A drop in income is forcing Lichfield District Council to pull nearly £1m out of its reserves.
In the latest review of financial performance the local authority identified that it had previously expected to be caught short by £581,000, but that because revenue had been lower than expected it needed to find another £391,000.
Citing commercial rents, planning fees, car parks and the Garrick Theatre as causes for the reduced income, the report – which was put to Cabinet last week – identified a reduction of £1.3m in revenue and apportioned £600,000 of that on low interest rates. It blamed the double-dip recession, funding cuts imposed by the Government in Westminster and ongoing volatility in the banking sector for the background to the substantial impact on council finances.
While the reduction in income is a concern, the council also highlighted the ongoing impact of their “budget reduction programme” which aims to make almost £13m in savings by April 2014. The plan is set to have saved £10.7m since 2008 by April this year.
Commenting on the report, Cllr Christopher Spruce, assistant cabinet member for finance, revenues and benefits, insisted it was “an income problem, not a spend problem” and highlighted the need for the council to protect it’s sources of funding.
Compounding the problem for Lichfield District Council was a second report to Cabinet that identified a need to borrow extra because of the increasingly delayed Friarsgate scheme.
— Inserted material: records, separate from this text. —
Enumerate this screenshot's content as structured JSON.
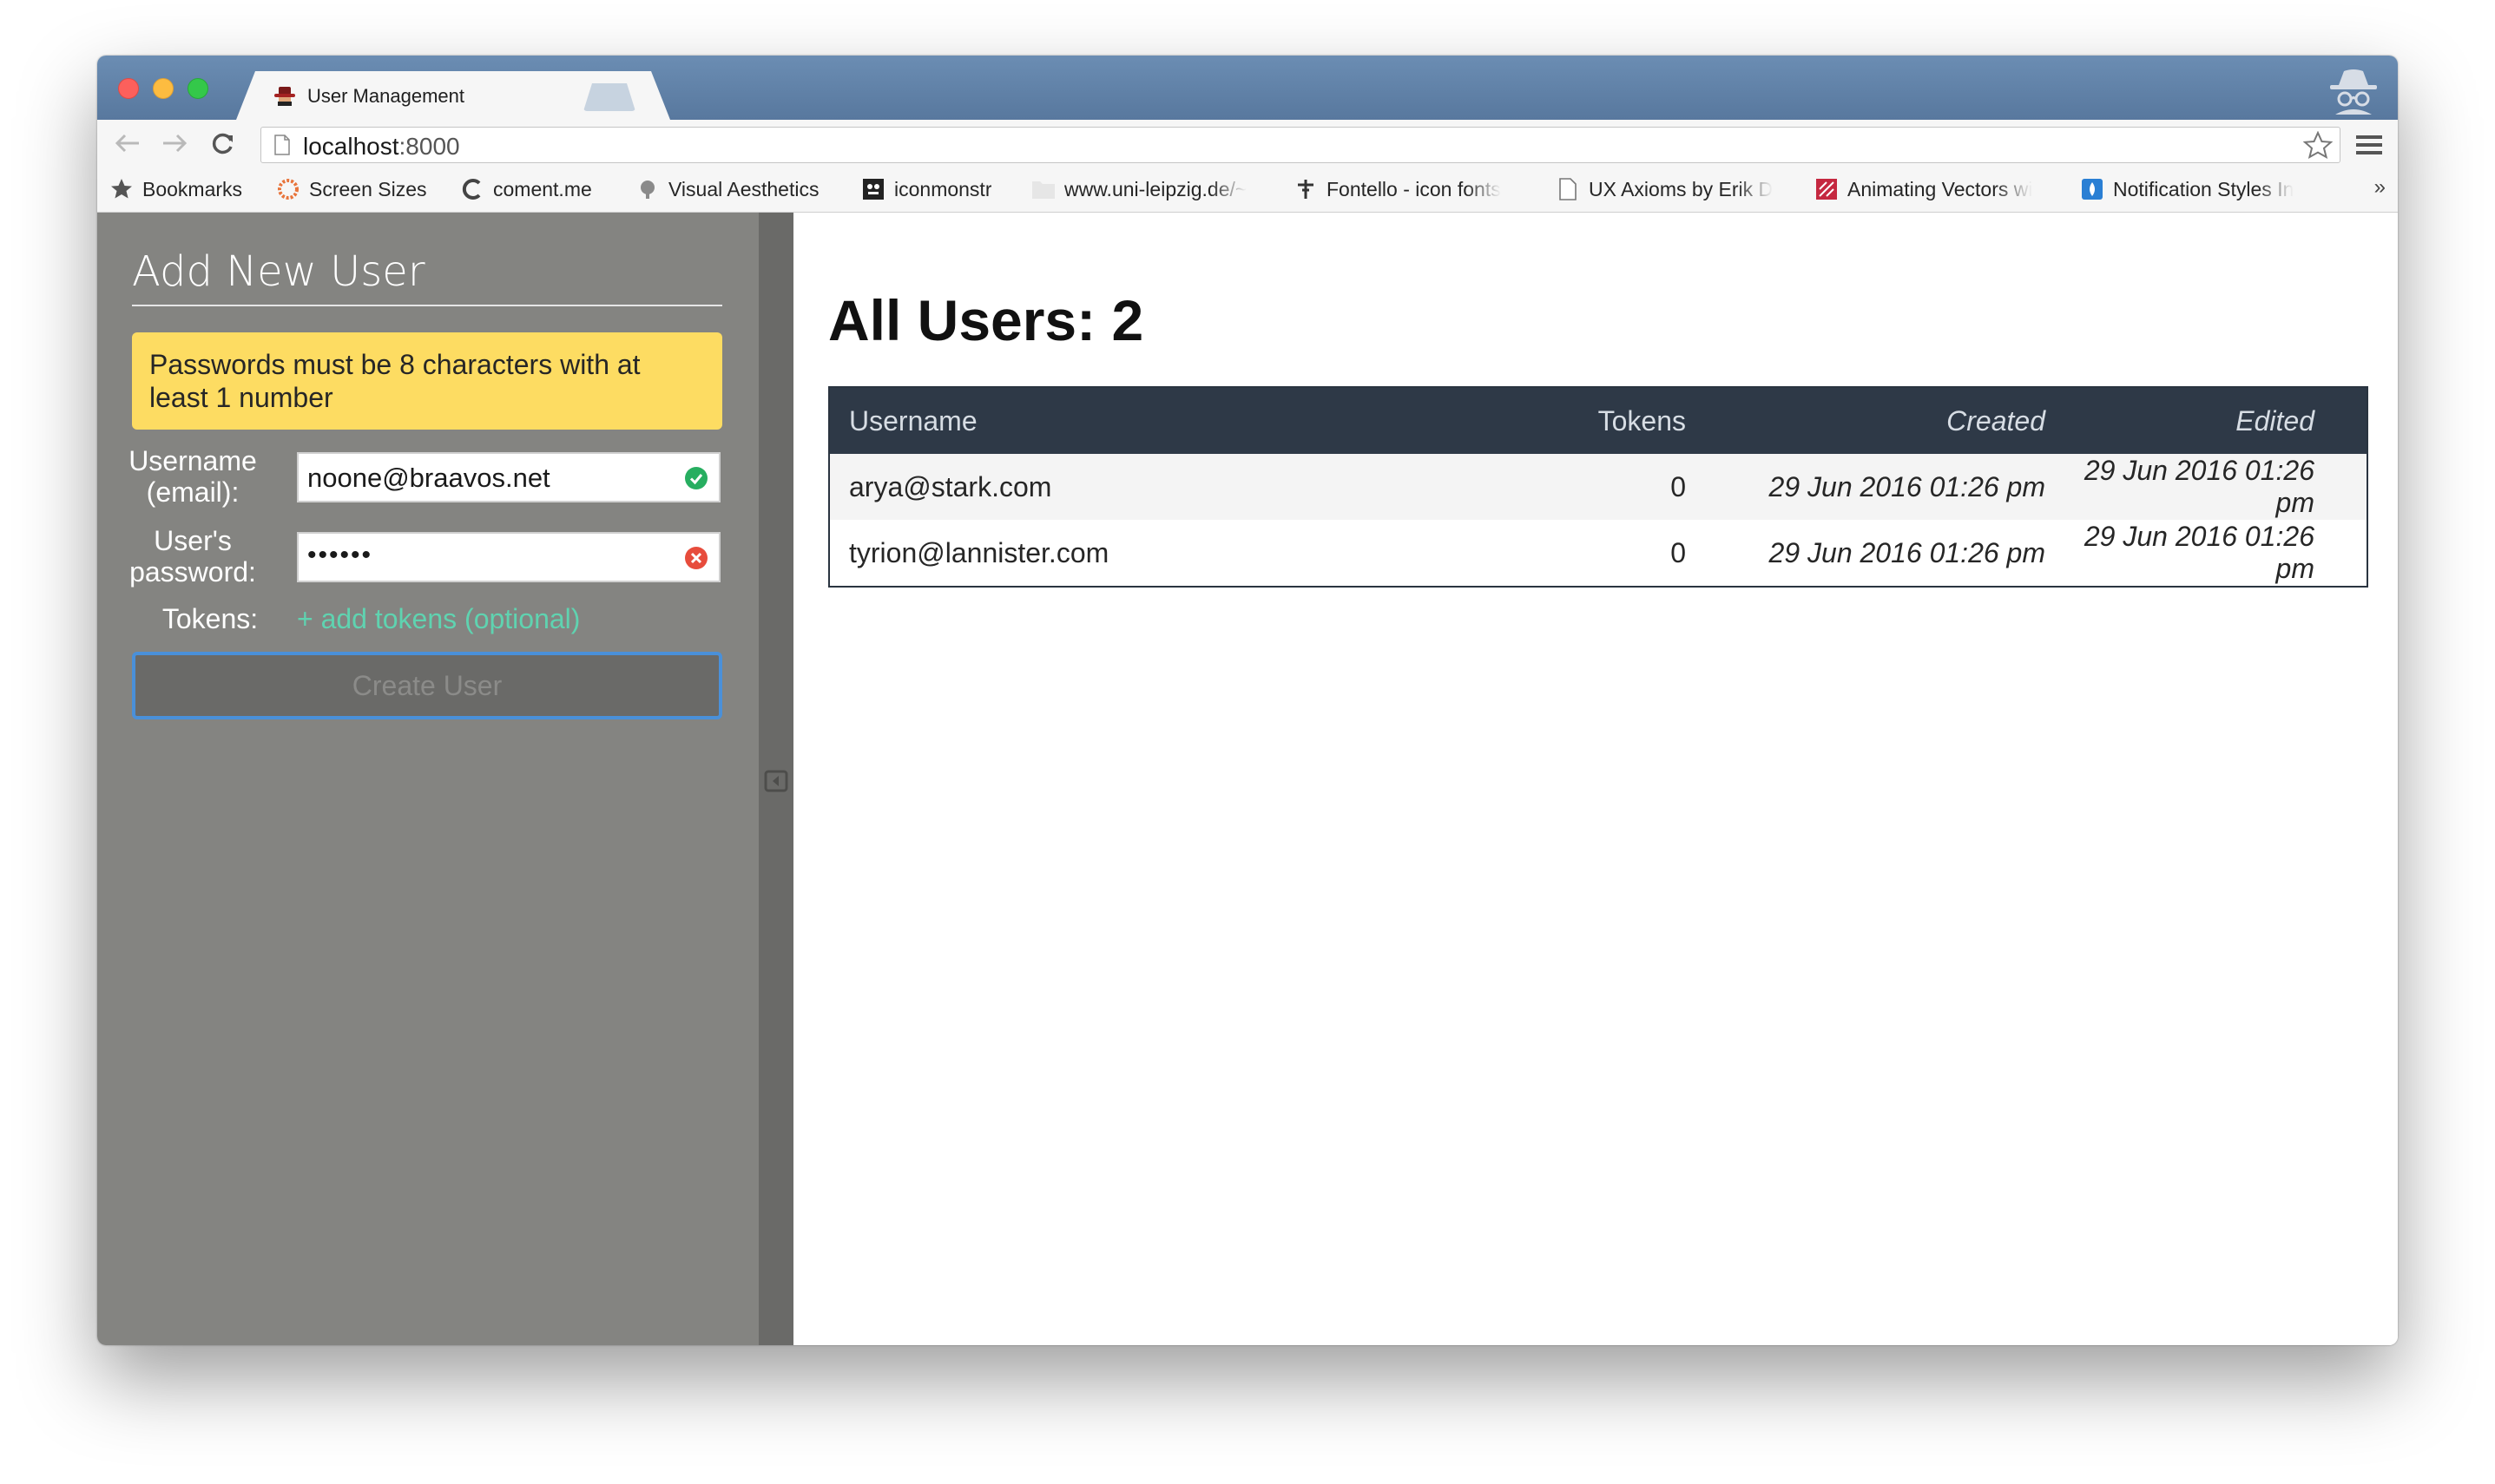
{
  "browser": {
    "tab_title": "User Management",
    "tab_close": "×",
    "url_host": "localhost",
    "url_port": ":8000",
    "bookmarks": [
      {
        "label": "Bookmarks",
        "icon": "star-icon"
      },
      {
        "label": "Screen Sizes",
        "icon": "screen-sizes-icon"
      },
      {
        "label": "coment.me",
        "icon": "coment-icon"
      },
      {
        "label": "Visual Aesthetics",
        "icon": "visual-aesthetics-icon"
      },
      {
        "label": "iconmonstr",
        "icon": "iconmonstr-icon"
      },
      {
        "label": "www.uni-leipzig.de/~",
        "icon": "folder-icon"
      },
      {
        "label": "Fontello - icon fonts",
        "icon": "fontello-icon"
      },
      {
        "label": "UX Axioms by Erik D",
        "icon": "page-icon"
      },
      {
        "label": "Animating Vectors wi",
        "icon": "animating-vectors-icon"
      },
      {
        "label": "Notification Styles In",
        "icon": "notification-icon"
      }
    ],
    "bookmarks_more": "»"
  },
  "sidebar": {
    "title": "Add New User",
    "warning": "Passwords must be 8 characters with at least 1 number",
    "username_label": "Username (email):",
    "username_value": "noone@braavos.net",
    "password_label": "User's password:",
    "password_value": "••••••",
    "tokens_label": "Tokens:",
    "add_tokens": "+ add tokens (optional)",
    "create_button": "Create User"
  },
  "main": {
    "title": "All Users: 2",
    "columns": [
      "Username",
      "Tokens",
      "Created",
      "Edited"
    ],
    "rows": [
      {
        "username": "arya@stark.com",
        "tokens": "0",
        "created": "29 Jun 2016 01:26 pm",
        "edited": "29 Jun 2016 01:26 pm"
      },
      {
        "username": "tyrion@lannister.com",
        "tokens": "0",
        "created": "29 Jun 2016 01:26 pm",
        "edited": "29 Jun 2016 01:26 pm"
      }
    ]
  },
  "colors": {
    "sidebar_bg": "#848481",
    "warning_bg": "#fddc62",
    "table_header_bg": "#2e3947",
    "link_accent": "#5fd3b0",
    "focus_ring": "#4a90d9",
    "valid": "#27ae60",
    "invalid": "#e74c3c"
  }
}
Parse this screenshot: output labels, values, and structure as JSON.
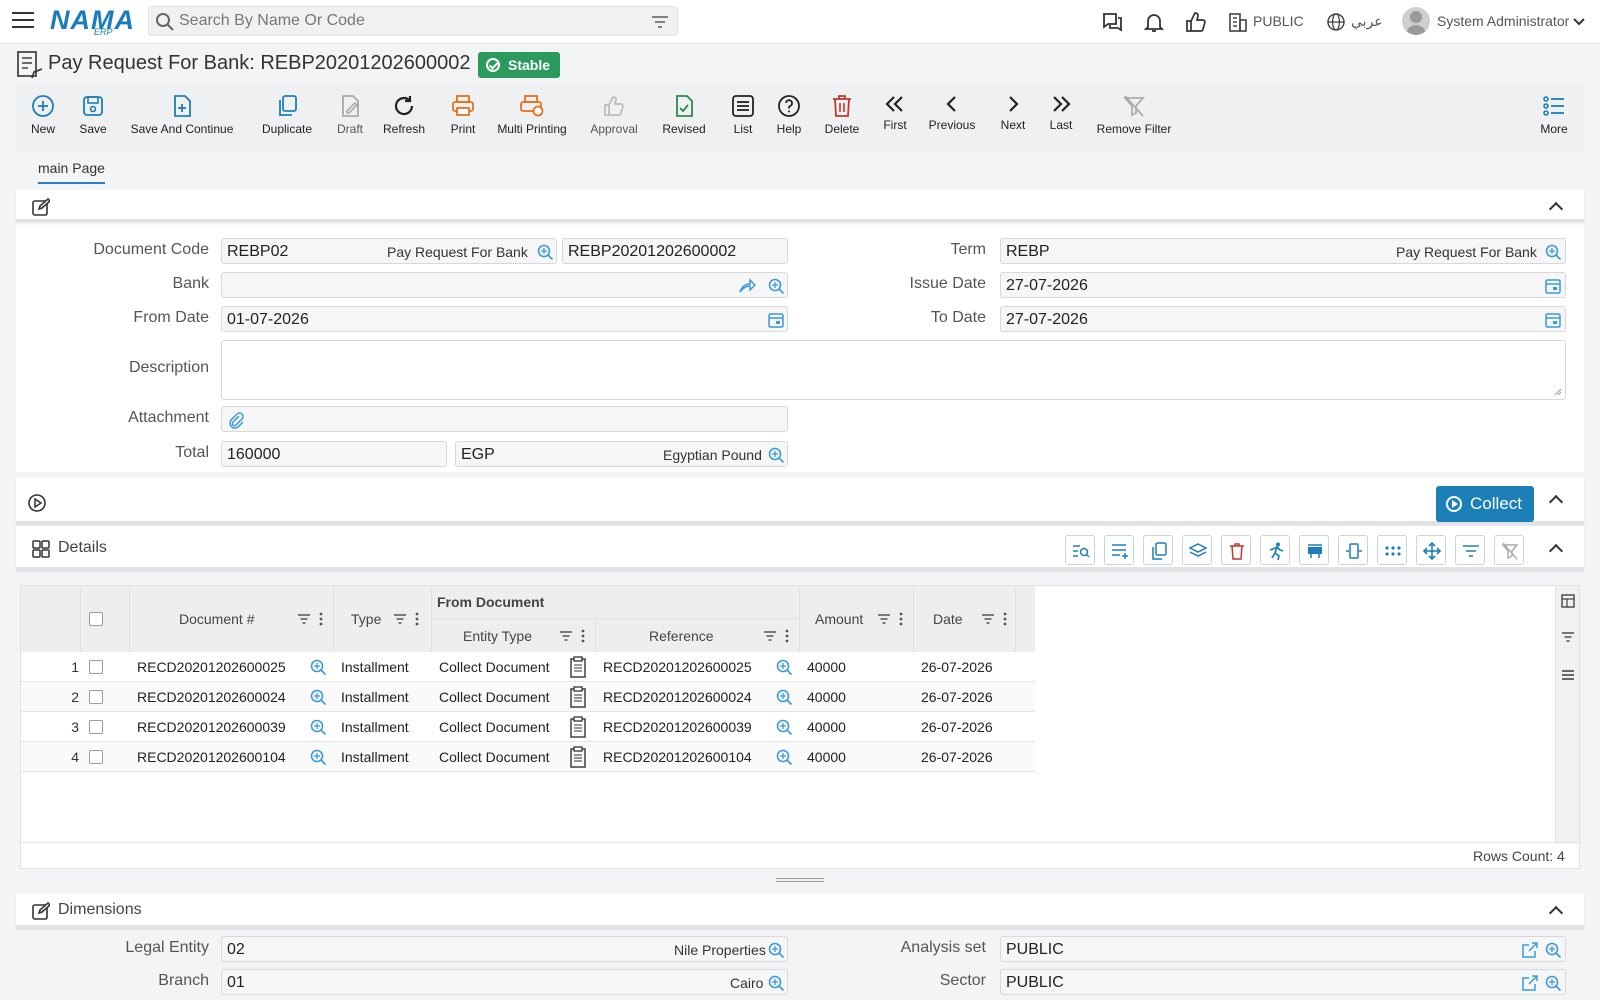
{
  "topbar": {
    "logo": "NAMA",
    "logo_sub": "ERP",
    "search_placeholder": "Search By Name Or Code",
    "branch": "PUBLIC",
    "language": "عربي",
    "user": "System Administrator"
  },
  "header": {
    "title": "Pay Request For Bank: REBP20201202600002",
    "status": "Stable"
  },
  "toolbar": {
    "new": "New",
    "save": "Save",
    "save_continue": "Save And Continue",
    "duplicate": "Duplicate",
    "draft": "Draft",
    "refresh": "Refresh",
    "print": "Print",
    "multi_printing": "Multi Printing",
    "approval": "Approval",
    "revised": "Revised",
    "list": "List",
    "help": "Help",
    "delete": "Delete",
    "first": "First",
    "previous": "Previous",
    "next": "Next",
    "last": "Last",
    "remove_filter": "Remove Filter",
    "more": "More"
  },
  "tabs": {
    "main": "main Page"
  },
  "form": {
    "document_code_label": "Document Code",
    "document_code": "REBP02",
    "document_code_desc": "Pay Request For Bank",
    "document_number": "REBP20201202600002",
    "term_label": "Term",
    "term": "REBP",
    "term_desc": "Pay Request For Bank",
    "bank_label": "Bank",
    "bank": "",
    "issue_date_label": "Issue Date",
    "issue_date": "27-07-2026",
    "from_date_label": "From Date",
    "from_date": "01-07-2026",
    "to_date_label": "To Date",
    "to_date": "27-07-2026",
    "description_label": "Description",
    "description": "",
    "attachment_label": "Attachment",
    "total_label": "Total",
    "total": "160000",
    "currency": "EGP",
    "currency_desc": "Egyptian Pound"
  },
  "actions": {
    "collect": "Collect"
  },
  "details": {
    "title": "Details",
    "columns": {
      "document_no": "Document #",
      "type": "Type",
      "from_document": "From Document",
      "entity_type": "Entity Type",
      "reference": "Reference",
      "amount": "Amount",
      "date": "Date"
    },
    "rows": [
      {
        "n": "1",
        "doc": "RECD20201202600025",
        "type": "Installment",
        "entity": "Collect Document",
        "ref": "RECD20201202600025",
        "amount": "40000",
        "date": "26-07-2026"
      },
      {
        "n": "2",
        "doc": "RECD20201202600024",
        "type": "Installment",
        "entity": "Collect Document",
        "ref": "RECD20201202600024",
        "amount": "40000",
        "date": "26-07-2026"
      },
      {
        "n": "3",
        "doc": "RECD20201202600039",
        "type": "Installment",
        "entity": "Collect Document",
        "ref": "RECD20201202600039",
        "amount": "40000",
        "date": "26-07-2026"
      },
      {
        "n": "4",
        "doc": "RECD20201202600104",
        "type": "Installment",
        "entity": "Collect Document",
        "ref": "RECD20201202600104",
        "amount": "40000",
        "date": "26-07-2026"
      }
    ],
    "rows_count": "Rows Count: 4"
  },
  "dimensions": {
    "title": "Dimensions",
    "legal_entity_label": "Legal Entity",
    "legal_entity": "02",
    "legal_entity_desc": "Nile Properties",
    "analysis_set_label": "Analysis set",
    "analysis_set": "PUBLIC",
    "branch_label": "Branch",
    "branch": "01",
    "branch_desc": "Cairo",
    "sector_label": "Sector",
    "sector": "PUBLIC"
  },
  "colors": {
    "accent": "#1c7fb7",
    "stable": "#2c9a5c",
    "print_orange": "#e8711c",
    "delete_red": "#c0392b",
    "revised_green": "#2c8a4a"
  }
}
The scheme was expected to be provided a reimbursement to the council of £2.3m which is needed for a contribution of £1.3m towards the ongoing Friary Outer development – a commitment which will now require borrowing to fulfill.